• WHAT THE TASK REQUIRES:
Write out every record exactly as it appears. Skip the pictures.
━━━━━ GIVEN DATA ━━━━━
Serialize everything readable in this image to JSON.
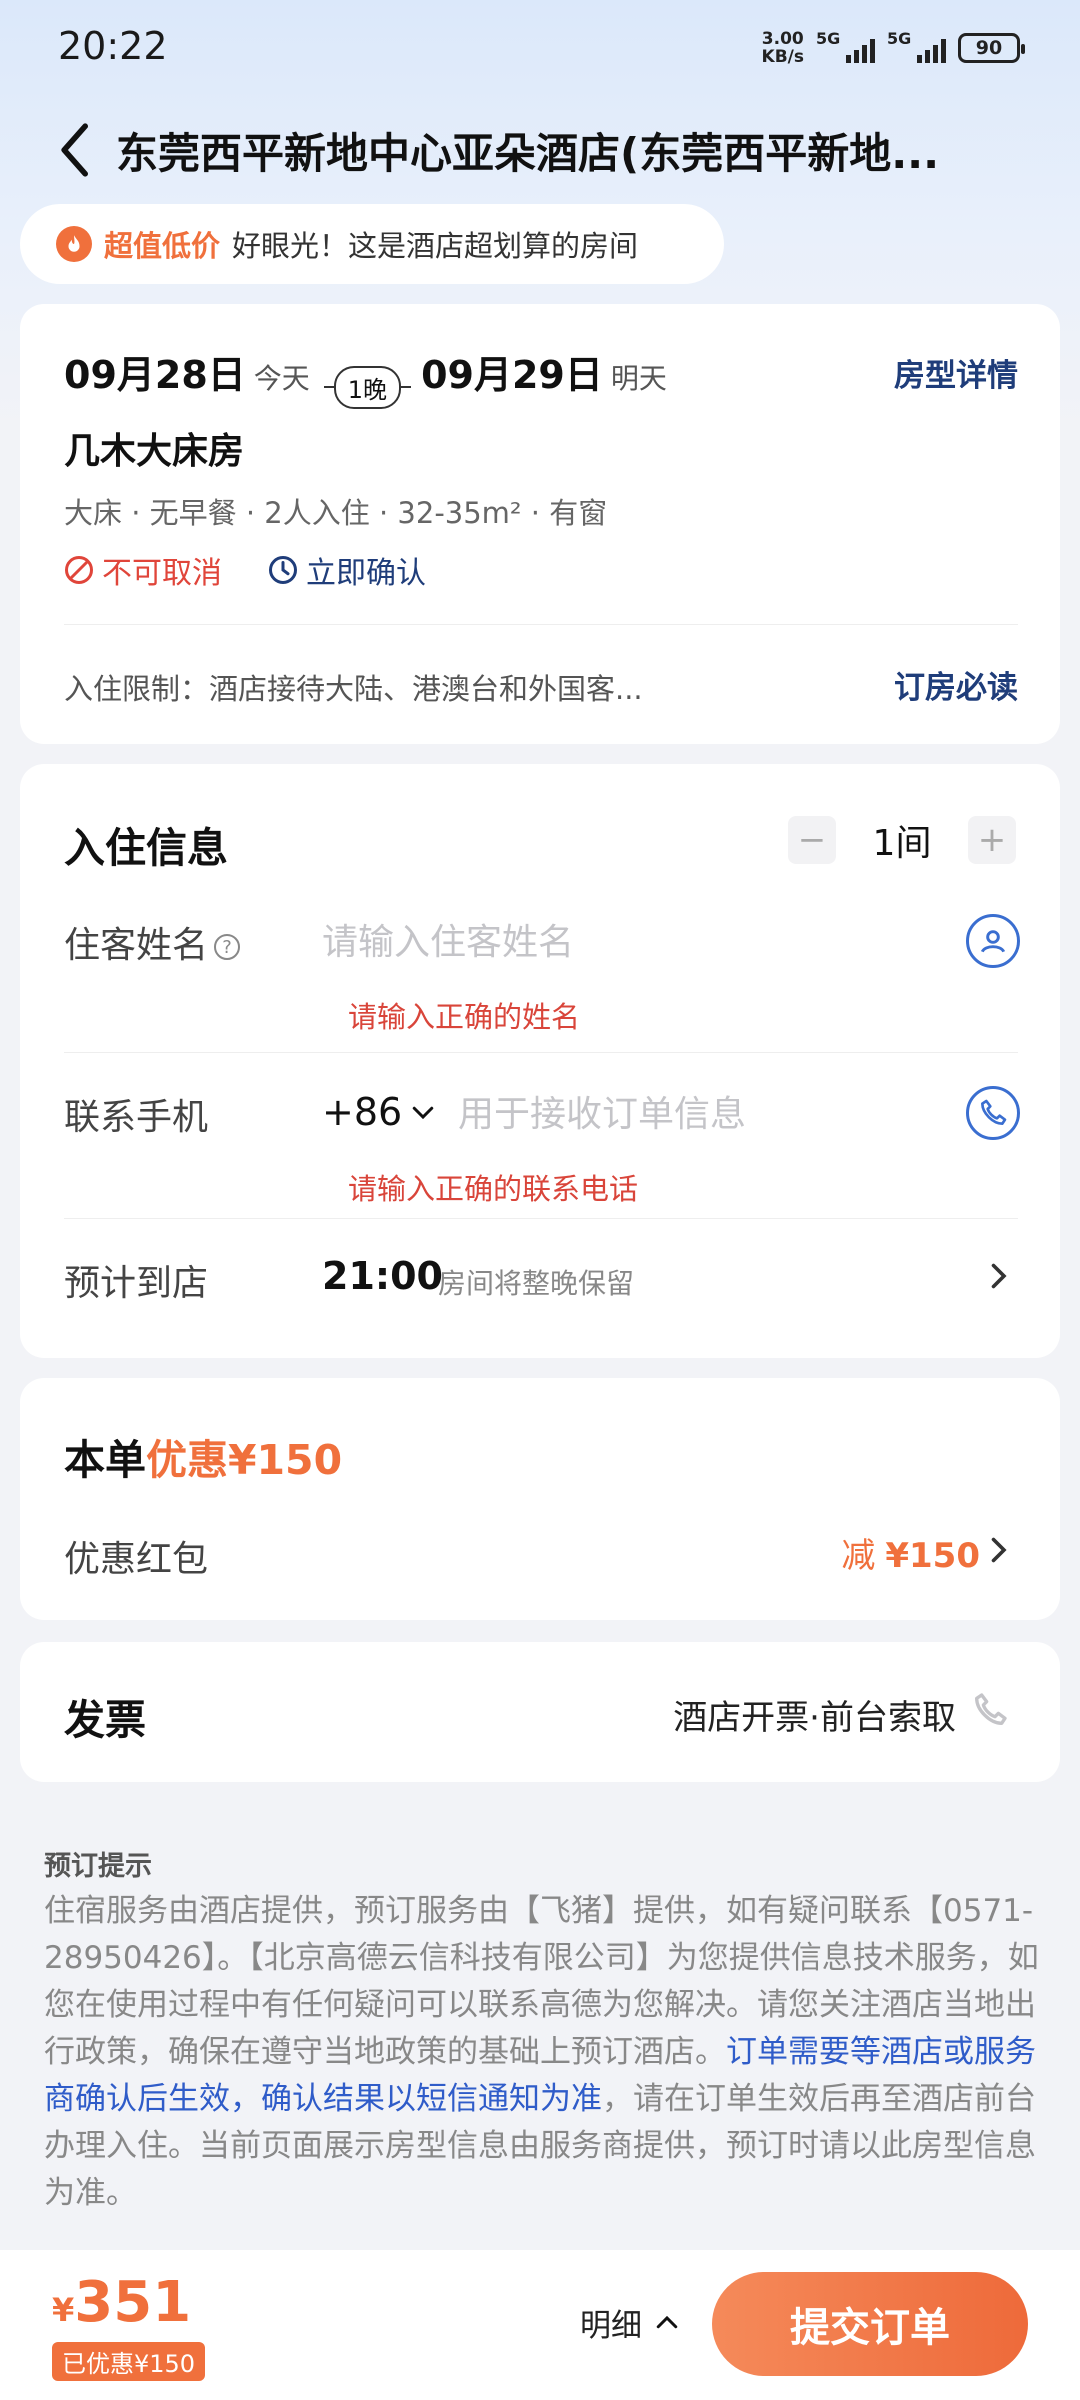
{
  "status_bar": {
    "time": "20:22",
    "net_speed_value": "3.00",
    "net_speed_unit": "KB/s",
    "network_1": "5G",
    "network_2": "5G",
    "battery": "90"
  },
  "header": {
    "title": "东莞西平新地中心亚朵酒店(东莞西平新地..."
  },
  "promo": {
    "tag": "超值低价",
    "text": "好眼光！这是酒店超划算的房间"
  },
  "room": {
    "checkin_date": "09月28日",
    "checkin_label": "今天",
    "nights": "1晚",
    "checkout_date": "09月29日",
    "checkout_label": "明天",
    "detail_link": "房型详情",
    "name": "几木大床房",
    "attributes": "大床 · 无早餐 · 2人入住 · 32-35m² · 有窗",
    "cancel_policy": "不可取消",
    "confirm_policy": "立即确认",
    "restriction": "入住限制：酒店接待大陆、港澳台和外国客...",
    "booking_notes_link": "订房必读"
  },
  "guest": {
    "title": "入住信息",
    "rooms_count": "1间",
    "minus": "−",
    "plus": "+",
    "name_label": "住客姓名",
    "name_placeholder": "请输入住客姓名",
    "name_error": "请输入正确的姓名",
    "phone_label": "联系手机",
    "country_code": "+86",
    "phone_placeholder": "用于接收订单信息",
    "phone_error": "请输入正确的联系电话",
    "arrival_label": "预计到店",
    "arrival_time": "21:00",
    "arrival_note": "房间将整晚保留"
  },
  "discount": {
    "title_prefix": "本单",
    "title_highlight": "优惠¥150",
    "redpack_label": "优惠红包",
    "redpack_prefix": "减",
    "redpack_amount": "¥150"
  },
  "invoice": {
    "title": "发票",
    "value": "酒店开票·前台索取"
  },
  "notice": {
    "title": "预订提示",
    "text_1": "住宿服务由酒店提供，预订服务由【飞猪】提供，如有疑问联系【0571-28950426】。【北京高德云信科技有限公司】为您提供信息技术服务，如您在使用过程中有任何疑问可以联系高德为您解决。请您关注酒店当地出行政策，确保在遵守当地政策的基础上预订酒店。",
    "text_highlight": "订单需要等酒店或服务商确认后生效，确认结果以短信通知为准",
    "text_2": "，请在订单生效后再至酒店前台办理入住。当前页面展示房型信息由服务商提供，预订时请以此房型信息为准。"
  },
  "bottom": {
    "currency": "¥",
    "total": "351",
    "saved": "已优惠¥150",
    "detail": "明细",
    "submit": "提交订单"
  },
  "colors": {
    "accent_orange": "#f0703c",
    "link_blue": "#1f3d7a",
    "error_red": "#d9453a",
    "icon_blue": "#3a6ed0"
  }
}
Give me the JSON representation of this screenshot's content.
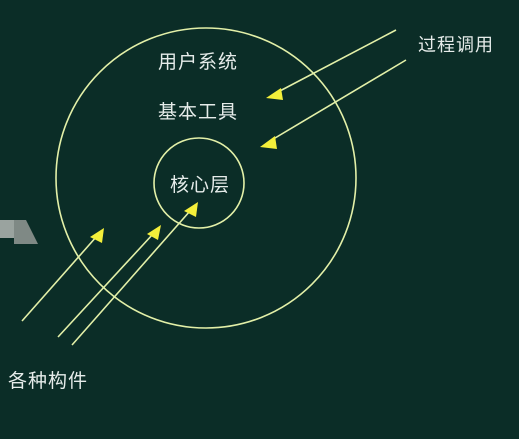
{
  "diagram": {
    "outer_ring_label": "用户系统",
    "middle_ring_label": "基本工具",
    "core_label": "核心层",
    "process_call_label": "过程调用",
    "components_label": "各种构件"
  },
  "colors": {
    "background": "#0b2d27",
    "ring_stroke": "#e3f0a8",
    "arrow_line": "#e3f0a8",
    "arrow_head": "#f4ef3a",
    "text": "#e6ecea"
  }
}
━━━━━
• OUTPUT OF THE EXERCISE:
Serialize everything readable in this image to JSON.
{
  "status_bar": {
    "time": "20:22",
    "net_speed_value": "3.00",
    "net_speed_unit": "KB/s",
    "network_1": "5G",
    "network_2": "5G",
    "battery": "90"
  },
  "header": {
    "title": "东莞西平新地中心亚朵酒店(东莞西平新地..."
  },
  "promo": {
    "tag": "超值低价",
    "text": "好眼光！这是酒店超划算的房间"
  },
  "room": {
    "checkin_date": "09月28日",
    "checkin_label": "今天",
    "nights": "1晚",
    "checkout_date": "09月29日",
    "checkout_label": "明天",
    "detail_link": "房型详情",
    "name": "几木大床房",
    "attributes": "大床 · 无早餐 · 2人入住 · 32-35m² · 有窗",
    "cancel_policy": "不可取消",
    "confirm_policy": "立即确认",
    "restriction": "入住限制：酒店接待大陆、港澳台和外国客...",
    "booking_notes_link": "订房必读"
  },
  "guest": {
    "title": "入住信息",
    "rooms_count": "1间",
    "minus": "−",
    "plus": "+",
    "name_label": "住客姓名",
    "name_placeholder": "请输入住客姓名",
    "name_error": "请输入正确的姓名",
    "phone_label": "联系手机",
    "country_code": "+86",
    "phone_placeholder": "用于接收订单信息",
    "phone_error": "请输入正确的联系电话",
    "arrival_label": "预计到店",
    "arrival_time": "21:00",
    "arrival_note": "房间将整晚保留"
  },
  "discount": {
    "title_prefix": "本单",
    "title_highlight": "优惠¥150",
    "redpack_label": "优惠红包",
    "redpack_prefix": "减",
    "redpack_amount": "¥150"
  },
  "invoice": {
    "title": "发票",
    "value": "酒店开票·前台索取"
  },
  "notice": {
    "title": "预订提示",
    "text_1": "住宿服务由酒店提供，预订服务由【飞猪】提供，如有疑问联系【0571-28950426】。【北京高德云信科技有限公司】为您提供信息技术服务，如您在使用过程中有任何疑问可以联系高德为您解决。请您关注酒店当地出行政策，确保在遵守当地政策的基础上预订酒店。",
    "text_highlight": "订单需要等酒店或服务商确认后生效，确认结果以短信通知为准",
    "text_2": "，请在订单生效后再至酒店前台办理入住。当前页面展示房型信息由服务商提供，预订时请以此房型信息为准。"
  },
  "bottom": {
    "currency": "¥",
    "total": "351",
    "saved": "已优惠¥150",
    "detail": "明细",
    "submit": "提交订单"
  },
  "colors": {
    "accent_orange": "#f0703c",
    "link_blue": "#1f3d7a",
    "error_red": "#d9453a",
    "icon_blue": "#3a6ed0"
  }
}
Give me the JSON representation of this screenshot's content.
{
  "diagram": {
    "outer_ring_label": "用户系统",
    "middle_ring_label": "基本工具",
    "core_label": "核心层",
    "process_call_label": "过程调用",
    "components_label": "各种构件"
  },
  "colors": {
    "background": "#0b2d27",
    "ring_stroke": "#e3f0a8",
    "arrow_line": "#e3f0a8",
    "arrow_head": "#f4ef3a",
    "text": "#e6ecea"
  }
}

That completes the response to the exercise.